Husband and wife Demetrious and Valerie Vaughn estimate they’ve been able to spend about 40 days together between July 4 and Friday. Now, they are about to part company once again thanks to the ongoing conflict in Afghanistan.
Staff Sgt. Valerie Vaughn, a medic with the Louisiana National Guard’s 756th Area Support Medical Company, arrived in Louisiana on July 4 following a 9-month deployment to Afghanistan; on Friday, her husband’s Louisiana
National Guard unit held a deployment ceremony.
A combat engineer, Staff Sgt. Demetrious Vaughn will be leaving Monday to spend a year in Afghanistan as part of the 927th Engineer Company of the 769th Engineer Battalion.
His job? Clearing roadside bombs.
The Vaughns, of Baton Rouge, said Friday it’s all part of who they are and what they do.
“I’ve been deployed before, so for me it’s a rerun. I wear the uniform. I swallowed this pill a long time ago,” Demetrious Vaughn, 34, said Friday morning while waiting for the deployment ceremony to begin at the Bethany World Prayer Center. It marks his second tour in Afghanistan following a deployment there in 2003-2004.

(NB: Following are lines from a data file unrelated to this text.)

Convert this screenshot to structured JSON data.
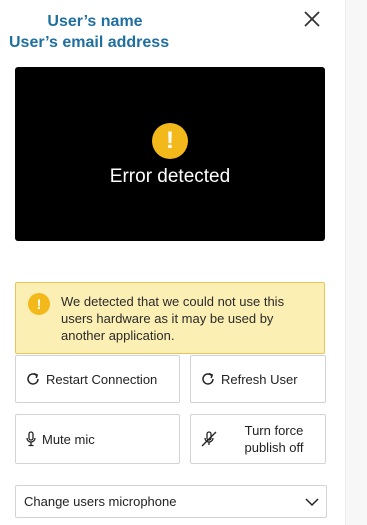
{
  "header": {
    "user_name": "User’s name",
    "user_email": "User’s email address",
    "close_icon": "close-icon"
  },
  "video": {
    "status_icon": "warning-icon",
    "status_icon_glyph": "!",
    "status_text": "Error detected"
  },
  "alert": {
    "icon": "warning-icon",
    "icon_glyph": "!",
    "message": "We detected that we could not use this users hardware as it may be used by another application."
  },
  "actions": {
    "restart_label": "Restart Connection",
    "refresh_label": "Refresh User",
    "mute_label": "Mute mic",
    "force_publish_line1": "Turn force",
    "force_publish_line2": "publish off",
    "restart_icon": "refresh-icon",
    "refresh_icon": "refresh-icon",
    "mute_icon": "microphone-icon",
    "force_icon": "microphone-off-icon"
  },
  "microphone_select": {
    "selected": "Change users microphone",
    "icon": "chevron-down-icon"
  },
  "colors": {
    "accent": "#1f6fa0",
    "warning": "#f3b81a",
    "alert_bg": "#fcefb4"
  }
}
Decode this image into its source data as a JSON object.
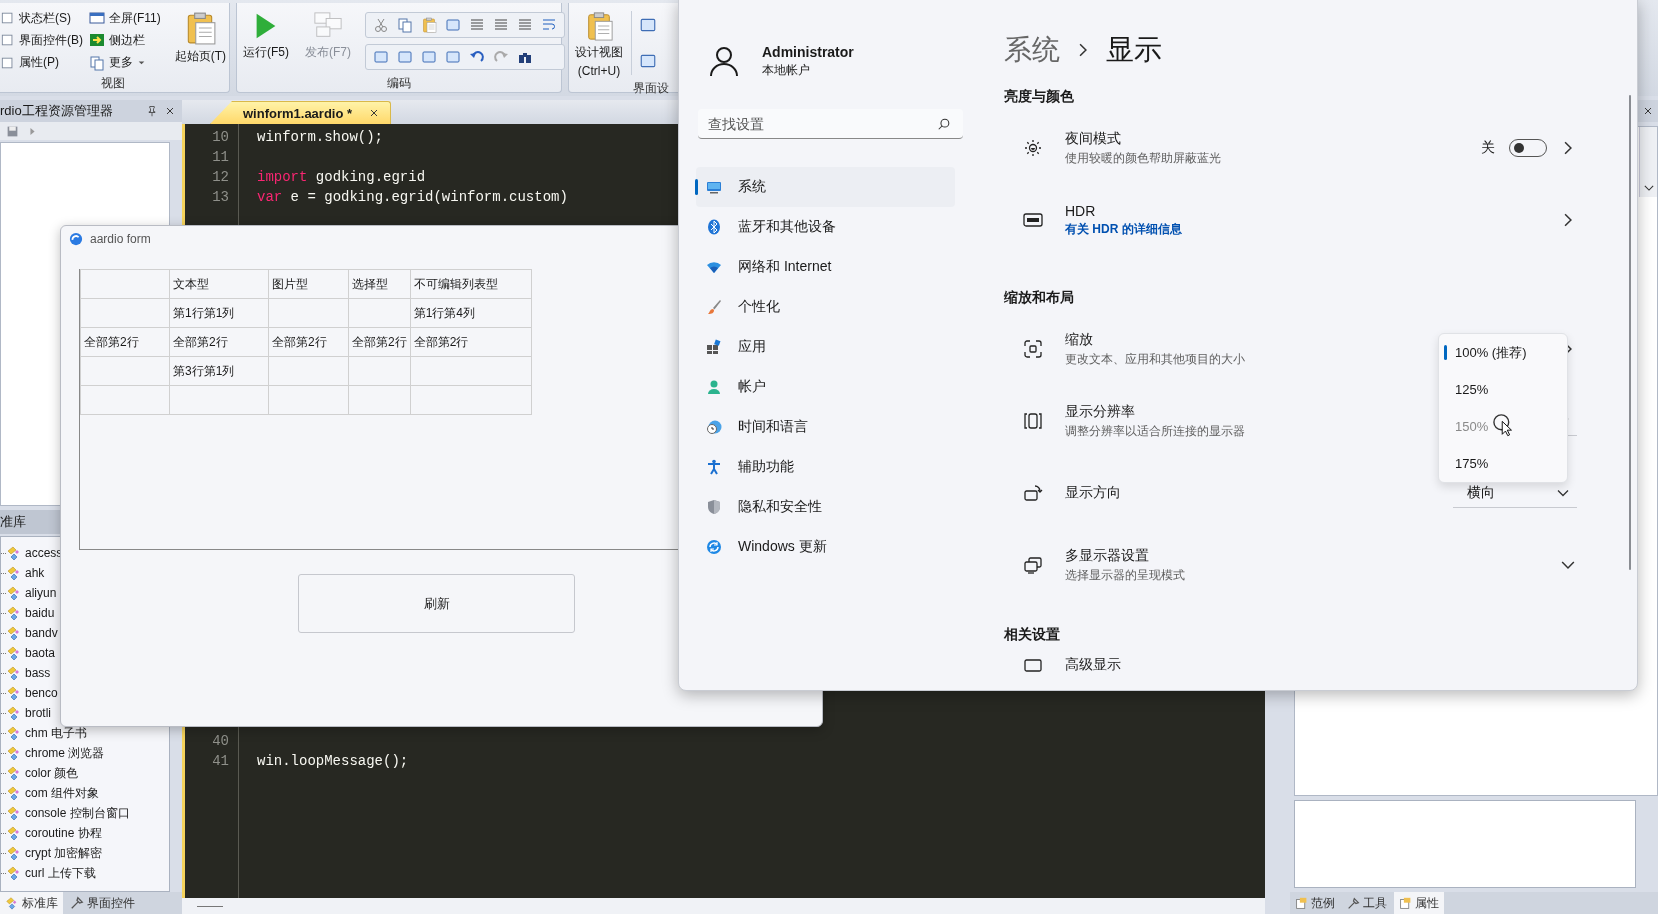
{
  "ide": {
    "ribbon": {
      "view": {
        "label": "视图",
        "checks": [
          {
            "label": "状态栏(S)",
            "checked": false
          },
          {
            "label": "界面控件(B)",
            "checked": false
          },
          {
            "label": "属性(P)",
            "checked": false
          }
        ],
        "commands": [
          {
            "label": "全屏(F11)",
            "kind": "plain"
          },
          {
            "label": "侧边栏",
            "kind": "plain"
          },
          {
            "label": "更多",
            "kind": "menu"
          }
        ],
        "start_page": "起始页(T)"
      },
      "code": {
        "label": "编码",
        "run": {
          "label": "运行(F5)",
          "disabled": false
        },
        "publish": {
          "label": "发布(F7)",
          "disabled": true
        }
      },
      "design": {
        "label": "界面设",
        "design_view": [
          "设计视图",
          "(Ctrl+U)"
        ]
      }
    },
    "project_panel": {
      "title": "rdio工程资源管理器"
    },
    "library_panel": {
      "title": "准库",
      "items": [
        "access",
        "ahk",
        "aliyun",
        "baidu",
        "bandv",
        "baota",
        "bass",
        "benco",
        "brotli",
        "chm 电子书",
        "chrome 浏览器",
        "color 颜色",
        "com 组件对象",
        "console 控制台窗口",
        "coroutine 协程",
        "crypt 加密解密",
        "curl 上传下载"
      ],
      "tabs": [
        {
          "label": "标准库",
          "selected": true
        },
        {
          "label": "界面控件",
          "selected": false
        }
      ]
    },
    "editor": {
      "tab": "winform1.aardio *",
      "lines_top": [
        {
          "number": "10",
          "code": [
            {
              "text": "winform.show();",
              "kind": "plain"
            }
          ]
        },
        {
          "number": "11"
        },
        {
          "number": "12",
          "code": [
            {
              "text": "import",
              "kind": "keyword"
            },
            {
              "text": " godking.egrid",
              "kind": "plain"
            }
          ]
        },
        {
          "number": "13",
          "code": [
            {
              "text": "var",
              "kind": "keyword"
            },
            {
              "text": " e = godking.egrid(winform.custom)",
              "kind": "plain"
            }
          ]
        }
      ],
      "lines_bottom": [
        {
          "number": "40"
        },
        {
          "number": "41",
          "code": [
            {
              "text": "win.loopMessage();",
              "kind": "plain"
            }
          ]
        }
      ]
    },
    "right_panel": {
      "tabs": [
        {
          "label": "范例",
          "selected": false
        },
        {
          "label": "工具",
          "selected": false
        },
        {
          "label": "属性",
          "selected": true
        }
      ]
    }
  },
  "form_window": {
    "title": "aardio form",
    "grid": {
      "columns": [
        "",
        "文本型",
        "图片型",
        "选择型",
        "不可编辑列表型"
      ],
      "rows": [
        [
          "",
          "第1行第1列",
          "",
          "",
          "第1行第4列"
        ],
        [
          "全部第2行",
          "全部第2行",
          "全部第2行",
          "全部第2行",
          "全部第2行"
        ],
        [
          "",
          "第3行第1列",
          "",
          "",
          ""
        ],
        [
          "",
          "",
          "",
          "",
          ""
        ]
      ]
    },
    "button": "刷新"
  },
  "settings_window": {
    "user": {
      "name": "Administrator",
      "account": "本地帐户"
    },
    "search": {
      "placeholder": "查找设置"
    },
    "nav": [
      {
        "label": "系统",
        "selected": true
      },
      {
        "label": "蓝牙和其他设备",
        "selected": false
      },
      {
        "label": "网络和 Internet",
        "selected": false
      },
      {
        "label": "个性化",
        "selected": false
      },
      {
        "label": "应用",
        "selected": false
      },
      {
        "label": "帐户",
        "selected": false
      },
      {
        "label": "时间和语言",
        "selected": false
      },
      {
        "label": "辅助功能",
        "selected": false
      },
      {
        "label": "隐私和安全性",
        "selected": false
      },
      {
        "label": "Windows 更新",
        "selected": false
      }
    ],
    "breadcrumb": [
      "系统",
      "显示"
    ],
    "sections": [
      {
        "title": "亮度与颜色",
        "rows": [
          {
            "kind": "toggle",
            "title": "夜间模式",
            "subtitle": "使用较暖的颜色帮助屏蔽蓝光",
            "state_label": "关",
            "on": false
          },
          {
            "kind": "link",
            "title": "HDR",
            "link": "有关 HDR 的详细信息"
          }
        ]
      },
      {
        "title": "缩放和布局",
        "rows": [
          {
            "kind": "next",
            "title": "缩放",
            "subtitle": "更改文本、应用和其他项目的大小"
          },
          {
            "kind": "dropdown",
            "title": "显示分辨率",
            "subtitle": "调整分辨率以适合所连接的显示器"
          },
          {
            "kind": "dropdown",
            "title": "显示方向",
            "value": "横向"
          },
          {
            "kind": "expand",
            "title": "多显示器设置",
            "subtitle": "选择显示器的呈现模式"
          }
        ]
      },
      {
        "title": "相关设置",
        "rows": [
          {
            "kind": "cut",
            "title": "高级显示"
          }
        ]
      }
    ],
    "scale_menu": [
      {
        "label": "100% (推荐)",
        "selected": true,
        "hovered": false
      },
      {
        "label": "125%",
        "selected": false,
        "hovered": false
      },
      {
        "label": "150%",
        "selected": false,
        "hovered": true
      },
      {
        "label": "175%",
        "selected": false,
        "hovered": false
      }
    ]
  }
}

Valerie Vaughn, who is studying to be a nurse at Southern University, said the couple’s four children — ages 4, 6, 7 and 12 — grew accustomed to their father being around while she was gone, so there will be an adjustment for them.
“But they (understand) what we do,” Valerie Vaughn, 32, said.
“They talked to mom on Skype; now they will have to talk to dad on Skype,” Demetrious Vaughn said.
The Vaughns are the type of people Maj. Gen. Glenn H. Curtis, adjutant general for the Louisiana National Guard, characterized Friday as his favorite Americans.
“You just go and you don’t ask why,” Curtis told the more than 90 soldiers and their families Friday during a send-off speech at the ceremony.
“I know deployments are tough for families, “Curtis said. “It’s harder being the family left at home. You always worry. Remember, most of the time, your loved ones are safe.”
Curtis said the biggest way families back at home can support their loved ones overseas is to stay in touch.
The company will conduct mobilization training at Fort Bliss, Texas, before deploying to Afghanistan.
PFC Kevin Knippers, 30, a Baton Rouge firefighter, is among those being deployed. His wife, 29-year-old Marcy Knippers, is the secretary to the chief of the Central Fire Department.
Marcy Knippers will be holding down the home front with the couple’s three children while her husband is in Afghanistan.
Kevin Knippers, like Demetrious Vaughn, has been overseas before. He went to Iraq in 2002 with a different Louisiana National Guard unit.
“The toughest part will be us missing him,” Marcy Knippers said after Friday’s ceremony.
Kevin Knippers, like many soldiers who serve their country, will miss certain family milestones while he is gone. He won’t be there for his 10th wedding anniversary. Nor will he be around for his 11-month-old child’s first birthday.
“But he loves his job. He really likes what he does,” Marcy Knippers said.
Marcy Knippers said the year will be stressful. Her husband’s job is dangerous.
“Yeah. We go looking for them (bombs) and hopefully find them before they find us,” Kevin Knippers said.
The company is commanded by Capt. James Hoover.
Hoover said after the ceremony that the toughest part of his job is what he doesn’t know right now.
“As leaders, we like to think we have all the answers. We train hard, all of us, and we know what we’re doing. But there are some things we won’t know until we get there,” Hoover said.
Hoover said his soldiers are excellent at what they do.
“They are tremendous professionals and I can’t wait to work with them,” Hoover said.